During the closing ceremonies, a Certificate from St. Thomas University College of Law was extended to all who successfully completed the Academy.  Closing remarks congratulating the participants were provided by David A. Armstrong, J.D., and Dr. Roza Pati. The late John J. Brunetti, Sr., the Academy’s namesake, was also recognized as the most generous benefactor of the Academy and sponsor of the scholarships provided to all survivors in attendance, along with Mr. John J. Brunetti, Jr., of the Brunetti Foundation who was in attendance. Following the benediction was a reception where several original art pieces commissioned for the Academy were displayed by local artist, Susan Buzzi, to create awareness of human trafficking issues in migration.

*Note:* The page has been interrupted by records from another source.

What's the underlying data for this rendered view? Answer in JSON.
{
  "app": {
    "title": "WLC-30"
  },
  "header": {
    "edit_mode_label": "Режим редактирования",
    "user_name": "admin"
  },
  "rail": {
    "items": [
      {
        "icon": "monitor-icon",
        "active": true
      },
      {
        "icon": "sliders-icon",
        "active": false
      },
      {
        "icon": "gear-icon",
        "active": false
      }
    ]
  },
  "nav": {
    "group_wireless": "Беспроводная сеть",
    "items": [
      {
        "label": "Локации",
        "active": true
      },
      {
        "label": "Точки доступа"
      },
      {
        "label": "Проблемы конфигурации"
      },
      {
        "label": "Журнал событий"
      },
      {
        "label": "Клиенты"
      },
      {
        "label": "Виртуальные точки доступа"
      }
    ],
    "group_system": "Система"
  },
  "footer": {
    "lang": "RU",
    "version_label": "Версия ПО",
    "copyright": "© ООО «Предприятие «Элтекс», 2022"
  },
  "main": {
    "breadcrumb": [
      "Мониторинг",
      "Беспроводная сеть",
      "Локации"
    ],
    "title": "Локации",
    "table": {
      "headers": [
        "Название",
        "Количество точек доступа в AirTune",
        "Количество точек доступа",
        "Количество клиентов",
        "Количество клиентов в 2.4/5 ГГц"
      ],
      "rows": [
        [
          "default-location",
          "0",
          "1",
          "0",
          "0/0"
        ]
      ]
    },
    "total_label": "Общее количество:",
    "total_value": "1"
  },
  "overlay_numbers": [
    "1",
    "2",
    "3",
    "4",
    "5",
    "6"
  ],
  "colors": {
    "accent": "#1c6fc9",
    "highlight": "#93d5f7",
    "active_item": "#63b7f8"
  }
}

“The 2022 Human Trafficking Academy was a tour de force for the transformation of a reality that prejudices the least among us, in order to reach to the understanding that ‘no one is expendable’ and that the ‘differences coexist, complementing, enriching, and reciprocally illuminating one another;’ while being fully conscious that ‘justice needs to be built up with patience, sacrifice, and determination,’ as Pope Francis highlights. The recommendations of the working groups go to the heart of the efforts in seeking intensional solutions to fill in the gaps in three elemental areas of the intersection of migration and human trafficking: the unaccompanied minors, labor protections, overall policies and services. St. Thomas College of Law is grateful to the working groups, to all our speakers and the participants in this Academy for their genuine commitment to the betterment of a single human family, and for being bearers of hope,” said Dr. Roza Pati.